## [ABOUT THIS TASK]
Could you please find each line in the records that contains the word "scrollRangeToVisible" and copy it?

[[ DATA EXTRACTS open ]]

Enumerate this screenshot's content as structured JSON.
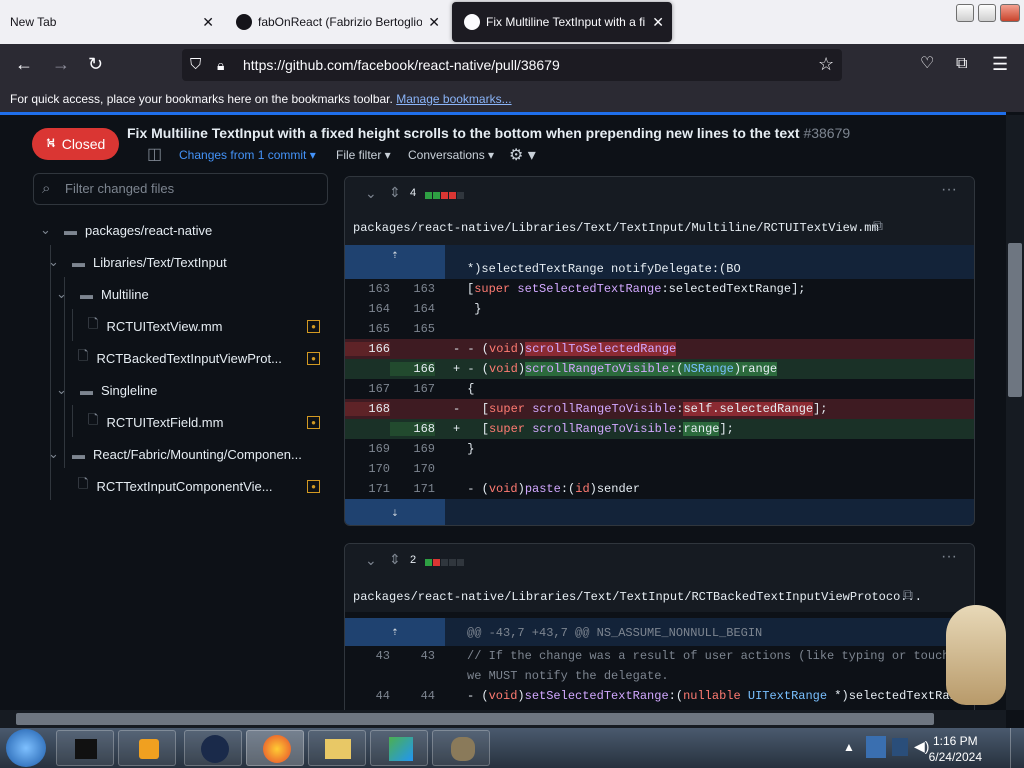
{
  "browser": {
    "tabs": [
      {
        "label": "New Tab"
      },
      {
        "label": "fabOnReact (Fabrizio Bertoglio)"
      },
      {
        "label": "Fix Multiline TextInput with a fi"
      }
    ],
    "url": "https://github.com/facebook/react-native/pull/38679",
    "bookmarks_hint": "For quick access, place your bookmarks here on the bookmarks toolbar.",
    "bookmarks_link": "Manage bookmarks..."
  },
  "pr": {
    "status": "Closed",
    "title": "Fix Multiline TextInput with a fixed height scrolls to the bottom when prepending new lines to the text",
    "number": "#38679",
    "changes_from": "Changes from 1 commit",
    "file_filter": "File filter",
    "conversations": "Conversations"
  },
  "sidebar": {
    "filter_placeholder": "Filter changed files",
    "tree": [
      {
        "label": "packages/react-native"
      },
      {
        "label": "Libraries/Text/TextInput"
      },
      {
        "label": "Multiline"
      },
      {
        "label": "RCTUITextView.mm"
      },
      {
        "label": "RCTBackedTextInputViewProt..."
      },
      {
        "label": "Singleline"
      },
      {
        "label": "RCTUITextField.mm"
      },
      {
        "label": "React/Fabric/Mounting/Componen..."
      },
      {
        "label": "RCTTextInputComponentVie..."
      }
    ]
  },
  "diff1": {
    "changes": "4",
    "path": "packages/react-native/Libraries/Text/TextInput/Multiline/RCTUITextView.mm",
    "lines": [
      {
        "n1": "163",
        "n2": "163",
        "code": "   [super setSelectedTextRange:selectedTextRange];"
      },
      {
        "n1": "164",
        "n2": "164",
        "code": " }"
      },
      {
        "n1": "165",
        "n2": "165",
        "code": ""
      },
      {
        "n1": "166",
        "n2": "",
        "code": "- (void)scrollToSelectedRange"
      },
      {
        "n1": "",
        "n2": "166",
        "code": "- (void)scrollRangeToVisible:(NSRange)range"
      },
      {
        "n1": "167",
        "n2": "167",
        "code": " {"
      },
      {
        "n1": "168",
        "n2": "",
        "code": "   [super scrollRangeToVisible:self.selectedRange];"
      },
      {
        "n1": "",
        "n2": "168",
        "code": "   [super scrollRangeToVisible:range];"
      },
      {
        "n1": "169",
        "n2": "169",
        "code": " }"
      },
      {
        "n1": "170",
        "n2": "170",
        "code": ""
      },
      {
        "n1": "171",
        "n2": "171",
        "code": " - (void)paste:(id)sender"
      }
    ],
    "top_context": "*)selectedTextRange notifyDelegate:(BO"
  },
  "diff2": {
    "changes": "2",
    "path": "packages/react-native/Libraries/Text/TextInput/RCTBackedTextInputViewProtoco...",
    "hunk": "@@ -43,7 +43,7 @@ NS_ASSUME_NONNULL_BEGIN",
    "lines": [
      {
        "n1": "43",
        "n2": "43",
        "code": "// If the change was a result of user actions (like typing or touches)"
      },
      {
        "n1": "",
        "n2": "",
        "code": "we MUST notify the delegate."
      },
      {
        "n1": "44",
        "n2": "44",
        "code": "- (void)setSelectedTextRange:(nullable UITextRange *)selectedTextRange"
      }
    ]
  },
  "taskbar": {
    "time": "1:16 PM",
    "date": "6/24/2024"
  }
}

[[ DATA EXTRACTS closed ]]
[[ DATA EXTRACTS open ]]

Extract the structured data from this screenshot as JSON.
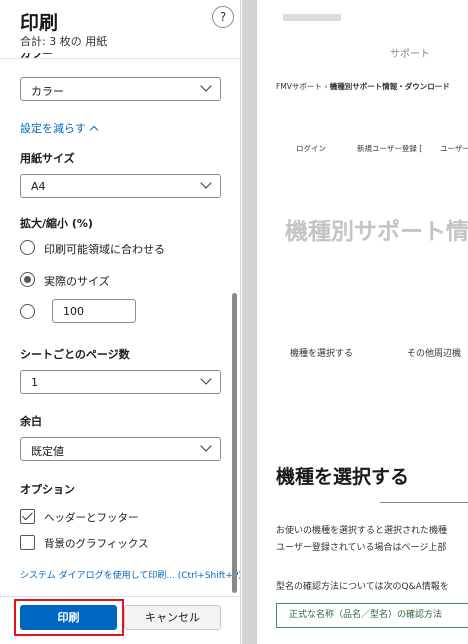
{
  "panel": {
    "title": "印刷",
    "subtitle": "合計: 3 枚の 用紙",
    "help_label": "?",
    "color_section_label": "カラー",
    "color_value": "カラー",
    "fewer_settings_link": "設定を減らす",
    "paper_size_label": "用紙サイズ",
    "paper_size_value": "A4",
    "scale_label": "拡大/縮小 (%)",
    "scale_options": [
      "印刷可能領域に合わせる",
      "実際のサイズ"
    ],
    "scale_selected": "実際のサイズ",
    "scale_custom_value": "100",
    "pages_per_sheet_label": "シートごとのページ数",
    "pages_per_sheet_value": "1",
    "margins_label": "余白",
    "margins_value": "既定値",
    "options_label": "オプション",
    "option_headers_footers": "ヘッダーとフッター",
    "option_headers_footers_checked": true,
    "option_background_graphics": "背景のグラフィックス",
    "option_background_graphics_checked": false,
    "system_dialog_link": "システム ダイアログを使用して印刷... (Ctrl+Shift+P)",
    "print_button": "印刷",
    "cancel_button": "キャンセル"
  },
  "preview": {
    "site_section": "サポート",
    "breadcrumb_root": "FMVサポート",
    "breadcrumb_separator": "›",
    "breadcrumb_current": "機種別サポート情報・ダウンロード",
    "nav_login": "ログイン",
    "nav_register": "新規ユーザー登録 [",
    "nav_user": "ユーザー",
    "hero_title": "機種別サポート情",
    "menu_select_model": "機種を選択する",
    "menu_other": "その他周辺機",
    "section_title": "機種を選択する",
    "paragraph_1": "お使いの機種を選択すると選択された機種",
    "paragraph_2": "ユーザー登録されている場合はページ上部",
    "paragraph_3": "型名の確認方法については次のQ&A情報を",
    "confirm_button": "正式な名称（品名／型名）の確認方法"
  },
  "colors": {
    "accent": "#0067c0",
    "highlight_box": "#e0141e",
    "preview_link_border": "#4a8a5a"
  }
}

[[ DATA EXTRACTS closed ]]

## [TASK ANSWER]
        "code": "- (void)scrollRangeToVisible:(NSRange)range"
        "code": "   [super scrollRangeToVisible:self.selectedRange];"
        "code": "   [super scrollRangeToVisible:range];"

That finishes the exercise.